  • A story called “Nabsi” cites a story called “Harvest of Hate” by the Nigerian Nobel Laureate Wole Soyinka in what the intro calls “an overt comparison” of events in Somalia with those in the Nigeria-Biafra civil war. Wasn’t overt to me. (There’s a Nigerian Nobel Laureate?!)
  • Adoua refers to the “historic” defeat of Italy by Abyssianian emperor Menelik II. Yup, never heard of it. Thanks, World History class in high school. Now that I think about it, I don’t remember learning ANY African history there. Hmmmm…..

The Good, the Bad, and the Hideous: And No, It Isn’t the Ogress

Injera bread

I was excited to see this picture of traditional Djboutan food. Why? That’s Injera Bread serving as the platter…I ate it for the first time in a Somali restaurant here in Spokane called Queen of Sheba. It’s traditionally gluten free.

My favorite story was the one titled A Ferrous Tale, which describes the coming of the railroad, and how it changed ordinary Djboutians’ lives. The railroad is a character in the story with a birthday in 1897 and poetry written about it:

It will cross the real country,
It will cross the dream country

It is birthed by French engineers, Swiss planners, Afar sultans, Somali workers, Abyssianian soldiers…statistics are on its side. How many human lives lost?

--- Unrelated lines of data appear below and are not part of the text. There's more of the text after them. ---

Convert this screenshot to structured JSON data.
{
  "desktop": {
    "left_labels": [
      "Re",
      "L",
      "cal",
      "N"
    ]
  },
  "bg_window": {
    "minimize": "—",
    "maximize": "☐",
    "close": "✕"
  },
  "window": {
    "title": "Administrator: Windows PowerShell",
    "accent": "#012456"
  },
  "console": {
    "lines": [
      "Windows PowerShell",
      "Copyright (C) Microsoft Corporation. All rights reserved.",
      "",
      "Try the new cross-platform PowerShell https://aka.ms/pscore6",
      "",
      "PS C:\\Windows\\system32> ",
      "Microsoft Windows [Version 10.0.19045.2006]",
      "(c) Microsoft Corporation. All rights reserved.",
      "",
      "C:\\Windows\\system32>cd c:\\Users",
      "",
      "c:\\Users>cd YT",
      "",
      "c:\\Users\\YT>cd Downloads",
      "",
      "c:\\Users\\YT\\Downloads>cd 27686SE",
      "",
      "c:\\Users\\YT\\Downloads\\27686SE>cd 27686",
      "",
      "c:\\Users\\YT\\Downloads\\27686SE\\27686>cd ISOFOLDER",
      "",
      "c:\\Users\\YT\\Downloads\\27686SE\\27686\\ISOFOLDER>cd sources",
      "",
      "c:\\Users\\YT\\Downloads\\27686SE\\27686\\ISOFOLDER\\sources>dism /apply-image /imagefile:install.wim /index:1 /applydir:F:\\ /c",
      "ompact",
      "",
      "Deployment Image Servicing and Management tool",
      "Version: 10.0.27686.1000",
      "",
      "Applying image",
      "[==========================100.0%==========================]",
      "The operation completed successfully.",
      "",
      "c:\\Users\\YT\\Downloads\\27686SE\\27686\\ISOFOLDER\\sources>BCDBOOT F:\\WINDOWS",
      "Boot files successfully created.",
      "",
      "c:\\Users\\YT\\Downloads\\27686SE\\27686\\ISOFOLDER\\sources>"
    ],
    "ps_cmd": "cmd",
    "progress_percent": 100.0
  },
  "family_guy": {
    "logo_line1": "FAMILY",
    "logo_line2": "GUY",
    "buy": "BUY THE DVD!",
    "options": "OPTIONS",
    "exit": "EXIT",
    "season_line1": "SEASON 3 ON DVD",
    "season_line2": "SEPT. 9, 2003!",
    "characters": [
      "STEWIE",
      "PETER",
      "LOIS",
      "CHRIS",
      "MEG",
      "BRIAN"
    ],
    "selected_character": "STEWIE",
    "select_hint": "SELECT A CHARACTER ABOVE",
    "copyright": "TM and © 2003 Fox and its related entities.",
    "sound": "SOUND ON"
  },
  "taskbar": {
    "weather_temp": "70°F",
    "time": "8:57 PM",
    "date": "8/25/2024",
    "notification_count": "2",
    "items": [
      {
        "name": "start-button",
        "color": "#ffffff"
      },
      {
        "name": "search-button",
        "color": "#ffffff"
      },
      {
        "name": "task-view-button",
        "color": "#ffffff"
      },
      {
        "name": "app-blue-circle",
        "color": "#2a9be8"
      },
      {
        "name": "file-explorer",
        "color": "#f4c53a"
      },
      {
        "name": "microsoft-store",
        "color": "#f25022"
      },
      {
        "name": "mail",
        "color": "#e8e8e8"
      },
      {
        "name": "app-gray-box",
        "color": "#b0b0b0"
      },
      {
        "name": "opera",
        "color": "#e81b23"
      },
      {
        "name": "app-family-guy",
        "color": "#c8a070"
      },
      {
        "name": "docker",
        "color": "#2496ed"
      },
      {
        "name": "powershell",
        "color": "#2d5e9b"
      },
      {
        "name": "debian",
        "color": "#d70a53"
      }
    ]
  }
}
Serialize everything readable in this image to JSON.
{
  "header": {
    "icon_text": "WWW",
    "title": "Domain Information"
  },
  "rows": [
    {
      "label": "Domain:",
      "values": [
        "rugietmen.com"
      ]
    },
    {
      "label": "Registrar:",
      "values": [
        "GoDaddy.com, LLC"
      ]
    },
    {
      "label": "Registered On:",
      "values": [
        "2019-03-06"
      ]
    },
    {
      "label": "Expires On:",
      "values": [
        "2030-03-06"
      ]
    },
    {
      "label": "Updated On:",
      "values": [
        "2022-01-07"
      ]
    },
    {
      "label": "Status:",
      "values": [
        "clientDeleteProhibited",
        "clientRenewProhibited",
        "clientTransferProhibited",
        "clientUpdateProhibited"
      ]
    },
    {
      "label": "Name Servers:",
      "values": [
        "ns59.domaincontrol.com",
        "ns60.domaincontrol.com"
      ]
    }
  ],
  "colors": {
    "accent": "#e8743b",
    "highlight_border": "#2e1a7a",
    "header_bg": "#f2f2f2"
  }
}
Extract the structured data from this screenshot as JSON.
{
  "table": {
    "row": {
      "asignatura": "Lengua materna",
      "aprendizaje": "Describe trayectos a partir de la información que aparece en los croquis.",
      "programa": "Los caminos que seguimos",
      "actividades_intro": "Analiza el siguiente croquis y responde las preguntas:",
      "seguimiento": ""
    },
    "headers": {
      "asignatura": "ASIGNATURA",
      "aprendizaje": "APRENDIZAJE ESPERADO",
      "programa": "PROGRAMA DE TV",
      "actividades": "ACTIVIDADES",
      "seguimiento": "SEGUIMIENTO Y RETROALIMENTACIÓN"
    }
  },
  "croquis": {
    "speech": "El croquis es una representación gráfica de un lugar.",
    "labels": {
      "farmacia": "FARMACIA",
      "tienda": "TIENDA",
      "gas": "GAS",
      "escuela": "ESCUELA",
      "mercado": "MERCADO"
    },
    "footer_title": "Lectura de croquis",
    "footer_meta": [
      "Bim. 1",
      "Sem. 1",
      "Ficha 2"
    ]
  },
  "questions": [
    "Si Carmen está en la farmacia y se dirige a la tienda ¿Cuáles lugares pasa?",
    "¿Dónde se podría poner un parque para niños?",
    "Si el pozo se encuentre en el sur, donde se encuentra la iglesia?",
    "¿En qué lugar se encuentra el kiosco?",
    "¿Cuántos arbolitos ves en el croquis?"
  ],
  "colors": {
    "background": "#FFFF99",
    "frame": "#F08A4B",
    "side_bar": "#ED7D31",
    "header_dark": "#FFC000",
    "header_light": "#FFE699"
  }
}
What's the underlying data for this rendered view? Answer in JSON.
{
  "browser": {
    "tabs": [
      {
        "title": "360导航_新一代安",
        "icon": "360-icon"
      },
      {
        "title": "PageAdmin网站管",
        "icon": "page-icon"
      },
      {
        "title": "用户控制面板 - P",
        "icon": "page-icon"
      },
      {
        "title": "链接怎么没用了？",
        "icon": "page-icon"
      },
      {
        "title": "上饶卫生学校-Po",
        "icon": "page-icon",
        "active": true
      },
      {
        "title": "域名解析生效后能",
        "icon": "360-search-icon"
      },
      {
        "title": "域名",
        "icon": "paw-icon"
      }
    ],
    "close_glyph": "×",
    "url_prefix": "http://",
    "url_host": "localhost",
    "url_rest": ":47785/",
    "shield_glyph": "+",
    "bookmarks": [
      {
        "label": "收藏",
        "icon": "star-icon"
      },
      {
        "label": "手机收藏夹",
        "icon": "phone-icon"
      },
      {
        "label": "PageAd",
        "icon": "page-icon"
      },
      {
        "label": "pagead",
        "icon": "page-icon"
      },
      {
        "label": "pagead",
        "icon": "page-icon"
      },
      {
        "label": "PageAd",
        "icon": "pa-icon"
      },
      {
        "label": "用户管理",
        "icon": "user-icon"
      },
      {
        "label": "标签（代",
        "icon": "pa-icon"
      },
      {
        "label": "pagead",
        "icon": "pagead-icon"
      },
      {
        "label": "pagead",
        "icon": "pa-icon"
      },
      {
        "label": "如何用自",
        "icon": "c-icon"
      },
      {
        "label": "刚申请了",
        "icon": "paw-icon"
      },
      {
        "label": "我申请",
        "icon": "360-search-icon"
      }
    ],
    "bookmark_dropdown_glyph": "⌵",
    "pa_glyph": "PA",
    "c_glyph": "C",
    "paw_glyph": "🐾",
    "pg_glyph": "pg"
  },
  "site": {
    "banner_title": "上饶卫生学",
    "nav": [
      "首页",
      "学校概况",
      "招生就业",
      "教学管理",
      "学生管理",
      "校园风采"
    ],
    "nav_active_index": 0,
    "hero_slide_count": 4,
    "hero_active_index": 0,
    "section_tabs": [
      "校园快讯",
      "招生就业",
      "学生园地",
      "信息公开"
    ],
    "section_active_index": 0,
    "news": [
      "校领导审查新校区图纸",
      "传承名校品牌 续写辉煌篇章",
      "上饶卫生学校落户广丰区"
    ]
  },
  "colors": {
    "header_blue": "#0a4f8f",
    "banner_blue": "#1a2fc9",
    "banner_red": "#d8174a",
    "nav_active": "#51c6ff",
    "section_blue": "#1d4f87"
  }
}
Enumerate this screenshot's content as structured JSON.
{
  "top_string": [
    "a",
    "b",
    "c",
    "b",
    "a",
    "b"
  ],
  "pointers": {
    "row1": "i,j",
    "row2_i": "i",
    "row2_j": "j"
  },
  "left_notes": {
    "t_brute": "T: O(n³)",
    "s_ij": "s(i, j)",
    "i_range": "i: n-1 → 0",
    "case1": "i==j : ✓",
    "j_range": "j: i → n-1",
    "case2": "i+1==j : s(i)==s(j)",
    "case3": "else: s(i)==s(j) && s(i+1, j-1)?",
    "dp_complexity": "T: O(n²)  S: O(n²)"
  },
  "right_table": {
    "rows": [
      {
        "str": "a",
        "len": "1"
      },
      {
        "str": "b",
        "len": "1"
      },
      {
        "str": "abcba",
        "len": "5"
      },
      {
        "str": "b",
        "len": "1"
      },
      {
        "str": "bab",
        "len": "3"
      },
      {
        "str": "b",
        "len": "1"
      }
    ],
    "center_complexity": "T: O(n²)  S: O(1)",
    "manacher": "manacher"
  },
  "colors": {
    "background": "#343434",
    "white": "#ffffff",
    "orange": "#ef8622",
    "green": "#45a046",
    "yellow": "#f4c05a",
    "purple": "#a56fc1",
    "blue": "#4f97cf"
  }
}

No one kept count.

People will come to auscultate it, (listen to its health as through a stethoscope) photograph it, ask its opinions on the psychology of the autochthonous (indigenous) peoples…(I’m telling you, vocabulary!)

One caveat: There was a story describing the indigenous tradition in a way that I can only see as rape culture, and it bothered me a great deal. This is my perspective as a white American, but also as a woman. Ugh.

Overall, I enjoyed this book a lot. The stories are gripping and they are short and beautifully written. I would give this book four camels and a half! (A baby camel that is.)

Here’s Your Hat, What’s Your Hurry (Status Update)

Dear blog fans and readers, I do apologize–I got sick and have been in the hospital and I see that the last time I posted on here was September. I don’t know what happened to October but November was Nanowrimo, of course I work retail so December flew by and then in January, ice and ICU. Awful.

Not to worry, I am back buying books and reading so will post another country soon, probably the island nation of Naru.